You’ve finally made it. You’ve been promoted to Enterprise Architect.
For many, this is the pinnacle of their career. For most, they arrive in their new role with an existential question:
What do I do?
Nearly every organization that’s been around longer than FAANG companies is engaged in some form of software architecture modernization initiative. Over the course of my 21-year career, I’ve been privileged to work with dozens of them.
I’ve found one activity that will move the architecture modernization needle more than any other.
- It’s not more reuse.
- It’s not better governance.
- It’s not migrating to the cloud.
- It’s not decomposing monoliths into microservices.
All of these things can be helpful. Or harmful.
But what will move the needle in the right direction every single time?
Make the right thing to do the easiest thing to do.
It really is that simple. Not only that, it’s based on our understanding of fundamental human behaviors.
James Clear, author of Atomic Habits, writes:
Energy is precious and the human brain is wired to conserve it whenever possible. As a result, we often find ourselves sliding into the most convenient option, not necessarily the best option.
Shane Parrish, founder of Farnam Street Media, makes the idea even simpler:
We spend far more time doing what’s easy than doing what’s right.
Rest assured, when given options, software developers and architects in your organization will choose the easiest option every single time. It’s how we’re wired.
So what can you do?
- Should applications only get data from authorized sources?
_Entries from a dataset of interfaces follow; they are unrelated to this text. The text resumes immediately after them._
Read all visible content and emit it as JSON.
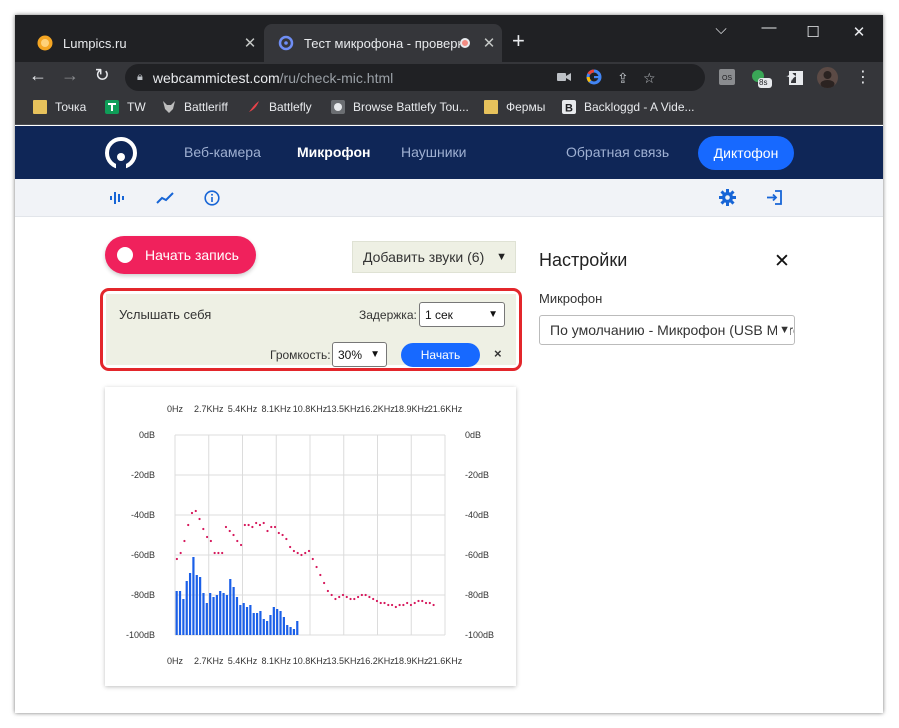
{
  "browser": {
    "tabs": [
      {
        "title": "Lumpics.ru",
        "close": "✕"
      },
      {
        "title": "Тест микрофона - проверка",
        "close": "✕"
      }
    ],
    "new_tab": "+",
    "window_controls": [
      "⌵",
      "—",
      "☐",
      "✕"
    ],
    "url_host": "webcammictest.com",
    "url_path": "/ru/check-mic.html",
    "extension_badge": "8s",
    "bookmarks": [
      {
        "label": "Точка",
        "icon": "folder-icon"
      },
      {
        "label": "TW",
        "icon": "tw-icon"
      },
      {
        "label": "Battleriff",
        "icon": "wolf-icon"
      },
      {
        "label": "Battlefly",
        "icon": "battlefly-icon"
      },
      {
        "label": "Browse Battlefy Tou...",
        "icon": "battlefy-icon"
      },
      {
        "label": "Фермы",
        "icon": "folder-icon"
      },
      {
        "label": "Backloggd - A Vide...",
        "icon": "backloggd-icon"
      }
    ]
  },
  "site": {
    "nav": {
      "webcam": "Веб-камера",
      "microphone": "Микрофон",
      "headphones": "Наушники",
      "feedback": "Обратная связь",
      "dictophone": "Диктофон"
    },
    "record_button": "Начать запись",
    "add_sounds": "Добавить звуки (6)",
    "hear_yourself": {
      "title": "Услышать себя",
      "delay_label": "Задержка:",
      "delay_value": "1 сек",
      "volume_label": "Громкость:",
      "volume_value": "30%",
      "start_button": "Начать",
      "close": "×"
    },
    "settings": {
      "title": "Настройки",
      "close": "✕",
      "microphone_label": "Микрофон",
      "microphone_value": "По умолчанию - Микрофон (USB Micro"
    }
  },
  "chart_data": {
    "type": "bar",
    "x_tick_labels": [
      "0Hz",
      "2.7KHz",
      "5.4KHz",
      "8.1KHz",
      "10.8KHz",
      "13.5KHz",
      "16.2KHz",
      "18.9KHz",
      "21.6KHz"
    ],
    "y_tick_labels": [
      "0dB",
      "-20dB",
      "-40dB",
      "-60dB",
      "-80dB",
      "-100dB"
    ],
    "ylim": [
      -100,
      0
    ],
    "xlim": [
      0,
      21.6
    ],
    "grid": true,
    "series": [
      {
        "kind": "bars",
        "color": "#1a5fe8",
        "values": [
          -78,
          -78,
          -82,
          -73,
          -69,
          -61,
          -70,
          -71,
          -79,
          -84,
          -79,
          -81,
          -80,
          -78,
          -79,
          -80,
          -72,
          -76,
          -81,
          -85,
          -84,
          -86,
          -85,
          -89,
          -89,
          -88,
          -92,
          -93,
          -90,
          -86,
          -87,
          -88,
          -91,
          -95,
          -96,
          -97,
          -93,
          -100,
          -100,
          -100
        ]
      },
      {
        "kind": "peak-dots",
        "color": "#d6185c",
        "values": [
          -62,
          -59,
          -53,
          -45,
          -39,
          -38,
          -42,
          -47,
          -51,
          -53,
          -59,
          -59,
          -59,
          -46,
          -48,
          -50,
          -53,
          -55,
          -45,
          -45,
          -46,
          -44,
          -45,
          -44,
          -48,
          -46,
          -46,
          -49,
          -50,
          -52,
          -56,
          -58,
          -59,
          -60,
          -59,
          -58,
          -62,
          -66,
          -70,
          -74,
          -78,
          -80,
          -82,
          -81,
          -80,
          -81,
          -82,
          -82,
          -81,
          -80,
          -80,
          -81,
          -82,
          -83,
          -84,
          -84,
          -85,
          -85,
          -86,
          -85,
          -85,
          -84,
          -85,
          -84,
          -83,
          -83,
          -84,
          -84,
          -85
        ]
      }
    ]
  }
}
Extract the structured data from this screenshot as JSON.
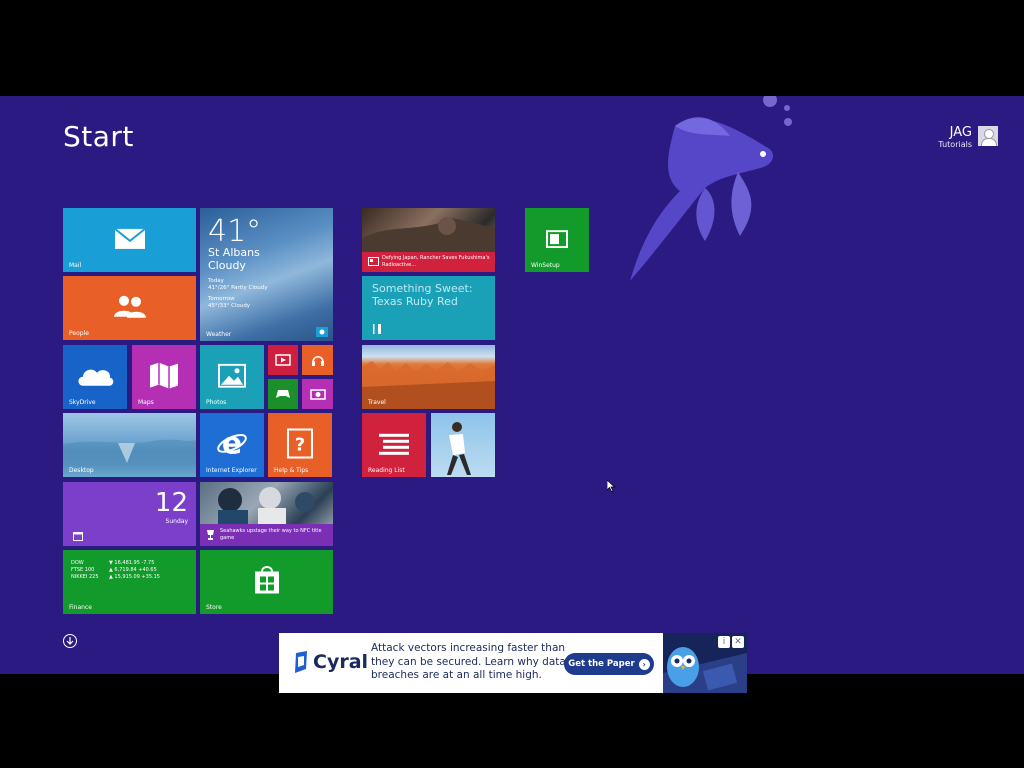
{
  "start": {
    "title": "Start"
  },
  "user": {
    "name": "JAG",
    "subtitle": "Tutorials"
  },
  "colors": {
    "background": "#2a1a82",
    "mail": "#1a9ed6",
    "people": "#e85f27",
    "skydrive": "#1763c7",
    "maps": "#b52fb5",
    "photos": "#1ba1b7",
    "video": "#cf1f3f",
    "music": "#e85f27",
    "games": "#1a8f2a",
    "camera": "#b52fb5",
    "ie": "#1e6ed6",
    "help": "#e85f27",
    "calendar": "#7b3fc9",
    "finance": "#129a2a",
    "store": "#129a2a",
    "food": "#1ba1b7",
    "reading": "#d0213d",
    "winsetup": "#129a2a"
  },
  "tiles": {
    "mail": {
      "label": "Mail",
      "icon": "mail-icon"
    },
    "weather": {
      "label": "Weather",
      "temp": "41°",
      "city": "St Albans",
      "condition": "Cloudy",
      "today_label": "Today",
      "today_fc": "41°/26° Partly Cloudy",
      "tomorrow_label": "Tomorrow",
      "tomorrow_fc": "45°/33° Cloudy"
    },
    "people": {
      "label": "People",
      "icon": "people-icon"
    },
    "skydrive": {
      "label": "SkyDrive",
      "icon": "cloud-icon"
    },
    "maps": {
      "label": "Maps",
      "icon": "map-icon"
    },
    "photos": {
      "label": "Photos",
      "icon": "photo-icon"
    },
    "video": {
      "icon": "video-icon"
    },
    "music": {
      "icon": "headphones-icon"
    },
    "games": {
      "icon": "gamepad-icon"
    },
    "camera": {
      "icon": "camera-icon"
    },
    "desktop": {
      "label": "Desktop"
    },
    "ie": {
      "label": "Internet Explorer",
      "icon": "ie-icon"
    },
    "help": {
      "label": "Help & Tips",
      "icon": "help-icon"
    },
    "calendar": {
      "day_number": "12",
      "day_name": "Sunday"
    },
    "sport": {
      "headline": "Seahawks upstage their way to NFC title game"
    },
    "finance": {
      "label": "Finance",
      "rows": [
        {
          "name": "DOW",
          "value": "▼ 16,481.95 -7.75"
        },
        {
          "name": "FTSE 100",
          "value": "▲ 6,719.84 +40.65"
        },
        {
          "name": "NIKKEI 225",
          "value": "▲ 15,915.09 +35.15"
        }
      ]
    },
    "store": {
      "label": "Store",
      "icon": "store-icon"
    },
    "news": {
      "headline": "Defying Japan, Rancher Saves Fukushima's Radioactive..."
    },
    "food": {
      "title": "Something Sweet: Texas Ruby Red"
    },
    "travel": {
      "label": "Travel"
    },
    "reading": {
      "label": "Reading List",
      "icon": "reading-list-icon"
    },
    "winsetup": {
      "label": "WinSetup",
      "icon": "winsetup-icon"
    }
  },
  "ad": {
    "brand": "Cyral",
    "copy": "Attack vectors increasing faster than they can be secured. Learn why data breaches are at an all time high.",
    "button": "Get the Paper",
    "info": "i",
    "close": "✕"
  }
}
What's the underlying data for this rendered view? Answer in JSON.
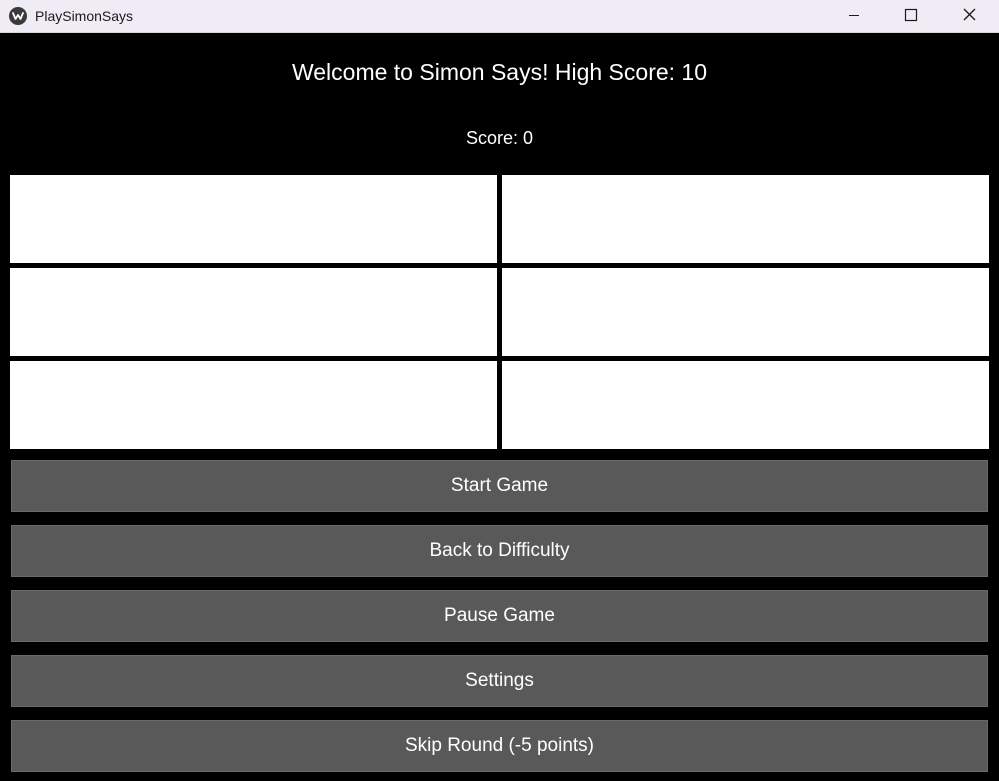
{
  "window": {
    "title": "PlaySimonSays",
    "controls": {
      "minimize_icon": "minimize-icon",
      "maximize_icon": "maximize-icon",
      "close_icon": "close-icon"
    }
  },
  "header": {
    "welcome_text": "Welcome to Simon Says! High Score: 10",
    "score_text": "Score: 0"
  },
  "grid": {
    "tiles": [
      {
        "id": "tile-1",
        "color": "#ffffff"
      },
      {
        "id": "tile-2",
        "color": "#ffffff"
      },
      {
        "id": "tile-3",
        "color": "#ffffff"
      },
      {
        "id": "tile-4",
        "color": "#ffffff"
      },
      {
        "id": "tile-5",
        "color": "#ffffff"
      },
      {
        "id": "tile-6",
        "color": "#ffffff"
      }
    ]
  },
  "buttons": {
    "start": "Start Game",
    "back": "Back to Difficulty",
    "pause": "Pause Game",
    "settings": "Settings",
    "skip": "Skip Round (-5 points)"
  },
  "colors": {
    "background": "#000000",
    "titlebar": "#efecf5",
    "button": "#595959",
    "tile": "#ffffff",
    "text": "#ffffff"
  }
}
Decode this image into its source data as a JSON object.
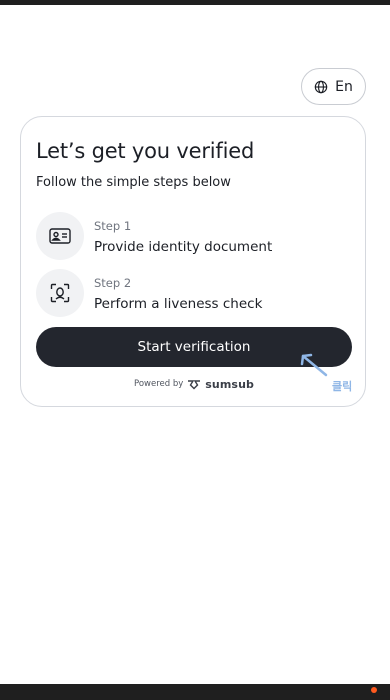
{
  "language": {
    "label": "En",
    "icon": "globe-icon"
  },
  "card": {
    "title": "Let’s get you verified",
    "subtitle": "Follow the simple steps below",
    "steps": [
      {
        "label": "Step 1",
        "text": "Provide identity document",
        "icon": "id-card-icon"
      },
      {
        "label": "Step 2",
        "text": "Perform a liveness check",
        "icon": "face-scan-icon"
      }
    ],
    "start_label": "Start verification",
    "powered_by": "Powered by",
    "brand": "sumsub"
  },
  "overlay": {
    "click_label": "클릭"
  },
  "colors": {
    "button_bg": "#23262e",
    "icon_circle_bg": "#f1f2f4",
    "accent_overlay": "#8fb6e6",
    "notification_dot": "#ff5a1f"
  }
}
Make those sources easy to discover, understand, securely access, and use.
- Should applications only use approved frameworks and libraries? Create automated templates for starting new projects with those frameworks and libraries.
- Should architecture documentation be kept current and accurate? Provide tooling to introspect the code and generate as much documentation as possible during the build.
These are only a few examples. But once you start thinking this way, the list of high-value improvement activities you can start tomorrow writes itself.